Virtual reality surgery software to aid trainee surgeons
- 7 November 2012
- From the section Scotland
The first virtual 3D surgical program to train doctors has been developed by the Golden Jubilee National Hospital.
Medical students can now practise surgical techniques on 3D models and animations instead of working on cadavers or dummies.
The interactive system allows students to repeat techniques several times, and at their own pace.
Potential future uses could include helping patients understand their diagnosis and treatment options.
Attending the launch, Health Secretary Alex Neil said: "This is a really exciting development which shows how new technology can be used to help improve care and treatment for Scottish patients.
"I was delighted to visit the Golden Jubilee to see first-hand how this innovative technique will help to train our doctors of the future.
"I look forward to seeing how it develops, and how it can be rolled out further to train more doctors in more specialties."

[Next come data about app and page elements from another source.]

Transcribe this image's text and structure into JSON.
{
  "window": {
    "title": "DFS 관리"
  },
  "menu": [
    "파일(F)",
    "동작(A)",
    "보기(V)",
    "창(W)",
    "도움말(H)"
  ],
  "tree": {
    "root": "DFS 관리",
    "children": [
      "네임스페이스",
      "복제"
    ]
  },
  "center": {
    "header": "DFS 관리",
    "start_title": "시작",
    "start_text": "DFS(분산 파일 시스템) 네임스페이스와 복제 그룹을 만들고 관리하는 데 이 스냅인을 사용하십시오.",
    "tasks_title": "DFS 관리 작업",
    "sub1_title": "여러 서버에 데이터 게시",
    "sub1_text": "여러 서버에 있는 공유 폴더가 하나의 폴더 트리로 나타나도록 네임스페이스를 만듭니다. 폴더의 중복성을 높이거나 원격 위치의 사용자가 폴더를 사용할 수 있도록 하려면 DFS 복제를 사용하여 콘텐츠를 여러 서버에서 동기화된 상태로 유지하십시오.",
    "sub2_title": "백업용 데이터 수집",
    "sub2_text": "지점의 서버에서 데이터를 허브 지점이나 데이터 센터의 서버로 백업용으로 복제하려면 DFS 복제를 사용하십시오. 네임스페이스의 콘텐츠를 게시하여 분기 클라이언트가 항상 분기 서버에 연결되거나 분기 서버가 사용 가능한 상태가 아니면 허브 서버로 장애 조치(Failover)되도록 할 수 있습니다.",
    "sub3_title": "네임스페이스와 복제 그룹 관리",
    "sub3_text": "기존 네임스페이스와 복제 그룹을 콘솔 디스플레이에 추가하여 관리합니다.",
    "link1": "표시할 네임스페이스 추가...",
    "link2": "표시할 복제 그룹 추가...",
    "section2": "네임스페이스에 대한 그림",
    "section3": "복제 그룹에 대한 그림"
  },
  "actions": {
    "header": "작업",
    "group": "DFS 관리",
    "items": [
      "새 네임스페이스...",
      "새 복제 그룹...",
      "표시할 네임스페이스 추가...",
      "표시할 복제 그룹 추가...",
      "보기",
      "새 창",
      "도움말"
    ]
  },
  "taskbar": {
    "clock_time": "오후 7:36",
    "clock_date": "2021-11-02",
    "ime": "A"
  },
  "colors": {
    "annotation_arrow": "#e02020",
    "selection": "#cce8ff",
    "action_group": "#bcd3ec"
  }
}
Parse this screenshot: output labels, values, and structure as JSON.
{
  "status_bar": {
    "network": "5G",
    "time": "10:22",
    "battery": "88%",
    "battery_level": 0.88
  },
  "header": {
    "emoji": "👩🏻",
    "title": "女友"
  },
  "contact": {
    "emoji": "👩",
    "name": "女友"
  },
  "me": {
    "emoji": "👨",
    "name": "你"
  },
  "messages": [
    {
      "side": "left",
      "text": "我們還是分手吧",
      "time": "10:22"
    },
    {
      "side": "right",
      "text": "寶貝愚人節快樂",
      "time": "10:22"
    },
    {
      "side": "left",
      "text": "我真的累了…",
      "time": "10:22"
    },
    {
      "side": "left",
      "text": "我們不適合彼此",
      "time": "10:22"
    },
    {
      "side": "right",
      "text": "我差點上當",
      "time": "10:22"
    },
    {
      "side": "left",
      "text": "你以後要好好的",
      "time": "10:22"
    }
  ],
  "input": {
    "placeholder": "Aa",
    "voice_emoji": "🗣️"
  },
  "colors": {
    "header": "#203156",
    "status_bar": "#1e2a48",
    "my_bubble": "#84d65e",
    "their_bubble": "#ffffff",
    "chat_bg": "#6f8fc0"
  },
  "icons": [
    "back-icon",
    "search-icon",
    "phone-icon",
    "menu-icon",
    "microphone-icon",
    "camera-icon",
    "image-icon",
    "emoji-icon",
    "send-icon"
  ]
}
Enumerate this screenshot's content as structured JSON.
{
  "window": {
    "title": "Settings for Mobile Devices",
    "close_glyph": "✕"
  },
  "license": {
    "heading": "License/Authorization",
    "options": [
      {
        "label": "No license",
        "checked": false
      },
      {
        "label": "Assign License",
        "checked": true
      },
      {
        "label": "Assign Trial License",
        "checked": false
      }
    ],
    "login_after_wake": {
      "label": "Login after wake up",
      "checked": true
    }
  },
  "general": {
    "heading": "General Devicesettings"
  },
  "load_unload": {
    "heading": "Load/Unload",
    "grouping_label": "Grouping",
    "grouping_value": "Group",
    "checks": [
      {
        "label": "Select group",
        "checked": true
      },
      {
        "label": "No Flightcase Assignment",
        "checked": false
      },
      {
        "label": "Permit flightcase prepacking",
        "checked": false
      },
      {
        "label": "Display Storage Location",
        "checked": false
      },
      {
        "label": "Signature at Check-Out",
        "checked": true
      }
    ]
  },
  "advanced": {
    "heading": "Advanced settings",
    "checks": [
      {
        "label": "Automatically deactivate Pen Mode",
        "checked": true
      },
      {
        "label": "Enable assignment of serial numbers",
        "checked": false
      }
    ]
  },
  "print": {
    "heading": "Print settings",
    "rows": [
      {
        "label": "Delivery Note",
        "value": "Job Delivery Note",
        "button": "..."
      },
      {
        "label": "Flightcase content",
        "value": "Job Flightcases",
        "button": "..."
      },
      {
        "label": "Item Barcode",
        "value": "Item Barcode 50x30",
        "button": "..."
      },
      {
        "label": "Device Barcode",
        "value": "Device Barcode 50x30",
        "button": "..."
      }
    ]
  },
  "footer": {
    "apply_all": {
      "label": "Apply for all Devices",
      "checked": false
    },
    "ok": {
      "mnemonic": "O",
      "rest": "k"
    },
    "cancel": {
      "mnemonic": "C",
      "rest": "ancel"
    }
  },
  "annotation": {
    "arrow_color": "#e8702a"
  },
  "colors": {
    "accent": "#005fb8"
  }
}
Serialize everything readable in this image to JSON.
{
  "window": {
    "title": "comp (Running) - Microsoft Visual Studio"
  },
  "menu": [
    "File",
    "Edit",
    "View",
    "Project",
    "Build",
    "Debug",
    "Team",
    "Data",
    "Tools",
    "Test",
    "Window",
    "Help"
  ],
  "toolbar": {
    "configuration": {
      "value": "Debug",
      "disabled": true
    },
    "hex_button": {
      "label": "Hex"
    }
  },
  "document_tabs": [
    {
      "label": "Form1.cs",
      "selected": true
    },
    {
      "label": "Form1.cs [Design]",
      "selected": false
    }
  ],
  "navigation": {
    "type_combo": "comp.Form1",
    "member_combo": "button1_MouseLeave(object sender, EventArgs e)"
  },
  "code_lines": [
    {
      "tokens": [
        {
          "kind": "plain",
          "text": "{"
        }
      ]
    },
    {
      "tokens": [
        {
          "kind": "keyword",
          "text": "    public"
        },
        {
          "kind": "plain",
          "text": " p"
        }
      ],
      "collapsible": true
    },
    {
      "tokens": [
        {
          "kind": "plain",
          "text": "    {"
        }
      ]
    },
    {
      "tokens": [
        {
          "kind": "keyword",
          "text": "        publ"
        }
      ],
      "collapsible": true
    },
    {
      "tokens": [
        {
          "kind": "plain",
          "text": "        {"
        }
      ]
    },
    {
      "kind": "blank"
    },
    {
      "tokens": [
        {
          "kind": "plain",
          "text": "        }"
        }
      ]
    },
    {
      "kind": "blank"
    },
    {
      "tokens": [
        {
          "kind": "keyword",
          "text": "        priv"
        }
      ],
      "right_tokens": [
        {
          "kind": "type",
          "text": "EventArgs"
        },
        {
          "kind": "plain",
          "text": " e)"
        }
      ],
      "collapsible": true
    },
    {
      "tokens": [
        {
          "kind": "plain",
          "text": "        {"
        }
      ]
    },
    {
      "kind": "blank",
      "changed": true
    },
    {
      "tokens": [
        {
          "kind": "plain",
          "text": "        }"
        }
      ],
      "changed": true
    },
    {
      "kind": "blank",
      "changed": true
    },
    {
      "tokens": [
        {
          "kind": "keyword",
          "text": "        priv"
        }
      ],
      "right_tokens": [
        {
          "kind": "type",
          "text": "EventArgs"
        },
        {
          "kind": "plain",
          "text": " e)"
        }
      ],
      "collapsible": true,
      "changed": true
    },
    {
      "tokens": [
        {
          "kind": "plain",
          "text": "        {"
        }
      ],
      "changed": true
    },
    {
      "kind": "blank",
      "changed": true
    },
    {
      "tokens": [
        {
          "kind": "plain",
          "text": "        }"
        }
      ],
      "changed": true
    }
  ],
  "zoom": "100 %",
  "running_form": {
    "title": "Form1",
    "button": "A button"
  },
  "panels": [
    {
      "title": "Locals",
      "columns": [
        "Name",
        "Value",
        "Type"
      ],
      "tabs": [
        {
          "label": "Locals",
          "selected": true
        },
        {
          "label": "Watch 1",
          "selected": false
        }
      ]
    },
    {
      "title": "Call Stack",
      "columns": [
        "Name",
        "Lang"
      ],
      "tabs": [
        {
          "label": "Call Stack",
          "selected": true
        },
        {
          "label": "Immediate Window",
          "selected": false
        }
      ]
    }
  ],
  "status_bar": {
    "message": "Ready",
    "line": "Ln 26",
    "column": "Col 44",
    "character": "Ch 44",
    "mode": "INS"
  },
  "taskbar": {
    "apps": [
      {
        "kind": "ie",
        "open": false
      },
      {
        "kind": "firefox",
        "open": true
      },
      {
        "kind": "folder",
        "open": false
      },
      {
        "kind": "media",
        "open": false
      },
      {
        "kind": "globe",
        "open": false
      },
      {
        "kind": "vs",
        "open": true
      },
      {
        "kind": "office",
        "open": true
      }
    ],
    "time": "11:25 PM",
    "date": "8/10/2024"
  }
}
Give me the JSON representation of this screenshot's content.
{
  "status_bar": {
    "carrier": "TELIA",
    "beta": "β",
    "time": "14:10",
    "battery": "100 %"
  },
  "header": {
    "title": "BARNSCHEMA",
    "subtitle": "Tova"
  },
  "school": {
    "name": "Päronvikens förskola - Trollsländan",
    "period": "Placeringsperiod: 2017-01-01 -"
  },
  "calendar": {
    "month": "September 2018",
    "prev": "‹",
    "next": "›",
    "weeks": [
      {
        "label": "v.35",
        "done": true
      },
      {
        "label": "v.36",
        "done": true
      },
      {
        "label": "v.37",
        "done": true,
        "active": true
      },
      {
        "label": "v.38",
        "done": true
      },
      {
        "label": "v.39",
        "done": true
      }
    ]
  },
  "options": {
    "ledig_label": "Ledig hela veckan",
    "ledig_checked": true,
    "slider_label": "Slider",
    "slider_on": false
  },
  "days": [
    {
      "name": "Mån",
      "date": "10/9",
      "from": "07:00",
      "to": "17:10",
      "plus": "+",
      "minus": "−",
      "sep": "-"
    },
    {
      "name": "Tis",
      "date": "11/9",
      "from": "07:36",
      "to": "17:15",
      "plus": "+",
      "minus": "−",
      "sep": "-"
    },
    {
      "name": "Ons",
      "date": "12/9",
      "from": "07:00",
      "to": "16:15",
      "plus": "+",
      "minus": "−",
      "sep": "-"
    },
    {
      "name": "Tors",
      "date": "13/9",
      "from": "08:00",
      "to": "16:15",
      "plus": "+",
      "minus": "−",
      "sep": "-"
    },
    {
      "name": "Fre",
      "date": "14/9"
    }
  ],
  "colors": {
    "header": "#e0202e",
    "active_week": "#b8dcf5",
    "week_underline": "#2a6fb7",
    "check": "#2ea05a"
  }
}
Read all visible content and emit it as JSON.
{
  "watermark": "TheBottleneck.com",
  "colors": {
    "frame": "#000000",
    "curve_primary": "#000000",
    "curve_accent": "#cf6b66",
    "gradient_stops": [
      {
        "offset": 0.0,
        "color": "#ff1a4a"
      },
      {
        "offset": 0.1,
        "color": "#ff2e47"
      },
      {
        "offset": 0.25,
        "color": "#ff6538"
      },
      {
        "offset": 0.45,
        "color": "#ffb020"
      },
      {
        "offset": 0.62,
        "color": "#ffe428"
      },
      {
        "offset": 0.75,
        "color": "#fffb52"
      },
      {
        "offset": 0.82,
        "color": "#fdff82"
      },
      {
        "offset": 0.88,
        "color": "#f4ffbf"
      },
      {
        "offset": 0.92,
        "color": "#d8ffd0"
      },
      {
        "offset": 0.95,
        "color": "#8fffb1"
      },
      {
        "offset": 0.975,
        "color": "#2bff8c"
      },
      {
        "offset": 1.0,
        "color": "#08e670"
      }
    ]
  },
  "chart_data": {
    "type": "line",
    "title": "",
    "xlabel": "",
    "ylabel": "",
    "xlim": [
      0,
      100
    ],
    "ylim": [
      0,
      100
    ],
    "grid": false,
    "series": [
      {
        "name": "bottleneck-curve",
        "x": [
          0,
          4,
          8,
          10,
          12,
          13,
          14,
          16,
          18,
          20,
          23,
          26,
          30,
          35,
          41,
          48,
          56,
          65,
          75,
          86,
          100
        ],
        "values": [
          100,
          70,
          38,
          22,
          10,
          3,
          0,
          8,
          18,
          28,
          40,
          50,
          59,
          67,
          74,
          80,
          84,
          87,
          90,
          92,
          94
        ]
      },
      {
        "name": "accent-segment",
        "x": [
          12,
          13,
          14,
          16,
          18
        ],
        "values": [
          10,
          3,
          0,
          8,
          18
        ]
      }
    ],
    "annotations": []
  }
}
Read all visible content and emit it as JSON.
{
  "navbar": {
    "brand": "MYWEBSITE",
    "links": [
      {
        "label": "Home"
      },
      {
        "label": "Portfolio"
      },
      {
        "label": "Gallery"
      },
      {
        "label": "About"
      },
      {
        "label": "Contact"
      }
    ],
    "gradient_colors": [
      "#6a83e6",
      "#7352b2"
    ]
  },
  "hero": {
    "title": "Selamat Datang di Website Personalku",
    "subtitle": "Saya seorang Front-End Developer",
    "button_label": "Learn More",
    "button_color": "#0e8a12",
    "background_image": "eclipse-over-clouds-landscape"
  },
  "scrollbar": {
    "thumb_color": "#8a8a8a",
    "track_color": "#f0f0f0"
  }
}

The training is currently being used within the Golden Jubilee's Enhanced Recovery Programme, for teaching on knee anatomy and regional anaesthesia.
It could potentially be used for training in other specialties.
The project was developed by Dr Robert Robi Zimmer, a consultant anaesthetist at the hospital's orthopaedic service, and a software development consultant.
Dr Zimmer said: "As a national resource for the NHS in Scotland, with our own specialist research and clinical skills facility, it is important that we are at the forefront in delivering new and innovative training programmes.
"The 3D training programme is currently in its infancy but the opportunities are limitless and that is something which will benefit patients across Scotland.
"We hope that it will improve people's understanding and visualisation of the body's anatomy and in the future can be taken from the training room to the consulting room to educate our patients about their condition and treatment."
The Golden Jubilee National Hospital in Clydebank is home to regional and national heart and lung services, a major centre for orthopaedics and is also the flagship hospital for reducing waiting times in key elective specialties.